"...The most admirable performance was created by Gre Brouwenstijn, who gives with here impersonation of Leonore a maximum of vocal beauty ... She has placed herself with this performance among the best Leonores of this time....".
"....In July 1954,with rehearsals for the fourth post-war Birth festival in full swing, Wieland Wagner's production of "Tannhäuser" was anticipated with particular curiosity. For one thing "Tannhäuser" had till then only seldom had been presented at Bayreuth, and for another there was a growing conviction that Wieland Wagner's style as a director would set a distinctive stamp on the "New Bayreuth". As rehearsals progressed, the attention of the notorious Bayreuth grapevine was focused more and more on the soloists. The Chilian Heldentenor Ramon Vinay was not new to Bayreuth, and as for the young German baritone Dietrich Fischer-Dieskau, his fame had preceded him.
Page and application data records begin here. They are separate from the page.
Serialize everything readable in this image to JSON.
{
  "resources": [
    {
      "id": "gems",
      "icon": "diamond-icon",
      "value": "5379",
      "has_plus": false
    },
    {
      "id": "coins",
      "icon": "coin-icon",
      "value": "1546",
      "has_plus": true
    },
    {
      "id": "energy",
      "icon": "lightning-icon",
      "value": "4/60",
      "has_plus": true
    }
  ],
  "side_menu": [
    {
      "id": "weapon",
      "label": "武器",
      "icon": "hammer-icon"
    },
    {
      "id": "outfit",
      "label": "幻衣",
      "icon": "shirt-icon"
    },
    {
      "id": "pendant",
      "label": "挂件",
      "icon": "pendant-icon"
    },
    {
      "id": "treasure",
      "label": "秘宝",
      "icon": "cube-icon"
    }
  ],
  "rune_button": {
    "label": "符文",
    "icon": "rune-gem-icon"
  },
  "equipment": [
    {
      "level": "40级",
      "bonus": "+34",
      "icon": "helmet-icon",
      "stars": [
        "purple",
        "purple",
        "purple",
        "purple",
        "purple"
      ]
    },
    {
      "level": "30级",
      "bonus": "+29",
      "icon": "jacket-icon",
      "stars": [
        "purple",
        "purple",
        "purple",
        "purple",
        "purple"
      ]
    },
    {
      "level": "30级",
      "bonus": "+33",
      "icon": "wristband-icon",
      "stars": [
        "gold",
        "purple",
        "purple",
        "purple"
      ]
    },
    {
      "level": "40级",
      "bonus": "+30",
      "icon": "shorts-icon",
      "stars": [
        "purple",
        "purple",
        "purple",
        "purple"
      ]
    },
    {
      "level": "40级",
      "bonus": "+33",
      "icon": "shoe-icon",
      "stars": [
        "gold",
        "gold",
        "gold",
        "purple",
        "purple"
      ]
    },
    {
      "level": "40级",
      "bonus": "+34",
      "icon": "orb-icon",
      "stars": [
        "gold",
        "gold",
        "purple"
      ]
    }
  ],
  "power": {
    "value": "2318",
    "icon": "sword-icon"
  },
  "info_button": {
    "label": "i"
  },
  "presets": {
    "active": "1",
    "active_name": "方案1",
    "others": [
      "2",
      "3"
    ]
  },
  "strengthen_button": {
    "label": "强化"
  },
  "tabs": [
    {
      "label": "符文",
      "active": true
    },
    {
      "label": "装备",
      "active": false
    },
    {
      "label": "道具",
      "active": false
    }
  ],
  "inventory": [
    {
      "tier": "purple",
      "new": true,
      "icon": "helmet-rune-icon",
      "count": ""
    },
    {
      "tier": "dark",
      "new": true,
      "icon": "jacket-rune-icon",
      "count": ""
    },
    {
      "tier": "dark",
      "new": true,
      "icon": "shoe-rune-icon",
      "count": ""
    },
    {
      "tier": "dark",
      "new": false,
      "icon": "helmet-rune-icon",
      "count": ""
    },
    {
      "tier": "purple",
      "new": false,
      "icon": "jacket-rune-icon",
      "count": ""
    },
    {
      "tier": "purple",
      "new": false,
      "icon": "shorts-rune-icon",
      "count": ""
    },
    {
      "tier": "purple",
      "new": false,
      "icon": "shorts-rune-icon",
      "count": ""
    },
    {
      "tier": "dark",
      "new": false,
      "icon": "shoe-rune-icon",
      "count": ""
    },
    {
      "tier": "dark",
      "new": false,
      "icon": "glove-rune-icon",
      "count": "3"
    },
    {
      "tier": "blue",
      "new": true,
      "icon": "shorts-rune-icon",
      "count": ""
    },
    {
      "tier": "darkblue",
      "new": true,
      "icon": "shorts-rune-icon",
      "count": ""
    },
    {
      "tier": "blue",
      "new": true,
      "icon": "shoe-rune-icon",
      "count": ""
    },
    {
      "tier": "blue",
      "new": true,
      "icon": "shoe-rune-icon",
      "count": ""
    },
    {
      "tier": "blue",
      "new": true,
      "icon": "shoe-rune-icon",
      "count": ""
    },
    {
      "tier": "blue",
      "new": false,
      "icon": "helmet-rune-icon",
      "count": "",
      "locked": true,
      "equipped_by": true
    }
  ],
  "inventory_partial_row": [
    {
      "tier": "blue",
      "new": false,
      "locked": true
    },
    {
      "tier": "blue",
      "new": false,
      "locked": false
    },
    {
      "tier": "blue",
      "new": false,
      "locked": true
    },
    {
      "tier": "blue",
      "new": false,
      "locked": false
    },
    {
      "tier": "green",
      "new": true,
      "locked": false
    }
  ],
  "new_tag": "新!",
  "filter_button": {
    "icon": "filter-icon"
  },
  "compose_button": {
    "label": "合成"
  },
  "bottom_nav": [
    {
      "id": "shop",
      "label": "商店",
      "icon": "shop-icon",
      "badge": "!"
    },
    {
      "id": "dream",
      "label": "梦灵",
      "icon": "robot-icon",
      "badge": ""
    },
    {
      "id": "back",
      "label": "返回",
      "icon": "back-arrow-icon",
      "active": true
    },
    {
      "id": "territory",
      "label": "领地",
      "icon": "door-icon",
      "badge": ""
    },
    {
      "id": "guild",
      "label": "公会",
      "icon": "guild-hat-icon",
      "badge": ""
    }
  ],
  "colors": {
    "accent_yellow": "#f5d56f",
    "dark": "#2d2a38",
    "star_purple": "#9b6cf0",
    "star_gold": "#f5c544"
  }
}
The new Elisabeth was arousing particular curiosity, a Dutch soprano who, rumour had it, combined a warm, radiant voice with the look of the film star Ingrid Bergman...."
Philips Legendary Classics, Paul Korenhof.
The most famous Dutch opera singer of the post-war years, Gré Brouwenstijn (born 1915) made her début in 1940 as the First Lady in Die Zauberflöte. She became a member of the Hilversum Radio Choir, then sang as a soloist in operatic broadcasts. In 1946 she joined the Netherlands Opera, where she made her début as Giulietta in Hoffmanns Erzählungen; there followed great success as Tosca and (in 1949) as Leonore (Fideleo), one of her greatest roles. In that part she received acclaim at the Vienna State Opera , the Paris Opera , Stuttgart, Berlin and the Theatro Colon; she also sang it at Covent Garden (her début there was as Aida in 1951) and Glyndebourne. She appeared frequently at the Holland Festival after her début in 1949 as the Trovatore Leonore, Reiza, Jenufa, Amelia (Ballo), Donna Anna, Desdemona, the Countess, Tatyana, Leonore (Forza), Senta, Iphégenie ( en Tauride), and, of course, Leonore (Fideleo) were other roles she sang there. Between 1954 and 1956 and again in 1965 she appeared at Bayreuth, as Elisabeth, Freia, Sieglinde, Gutrune and Eva. Her American début came in 1959, when she sang Jenufa at the Chicago Lyric Opera. She continued singing into the mid-1970s. John T. Hughes, EMI Classics.
Jiulietta, "Les Contes de Hoffmann"
Gré Brouwenstijn's greatest role was Leonore in Beethoven's only opera "Fideleo".In this role she found the combination, ideal for her, of nobility, warmth and the spirit of self sacrifice. She first sang this opera on 15 November 1949 and made her final stage appearance in it in February 1971.
Throughout all those years she sang Beethoven's music again and again , and as time went on she became known from Berlin to Buenos Aires as the ideal Fideleo. Pity that there has never been a complete studio recording. Bruno Walter had the intention to do this, but unfortunately he died before he could realize it. But in the Dutch archives there must be radio recordings, so let us hope that some label will give it a try!
Gré Brouwenstijn, who died 14 December 1999 at the age of 84 in Amsterdam, was any doubt one of the greatest opera singers of the Netherlands in the 20th century.
Verdi, D'amor sull'ali rosee Il Trovatore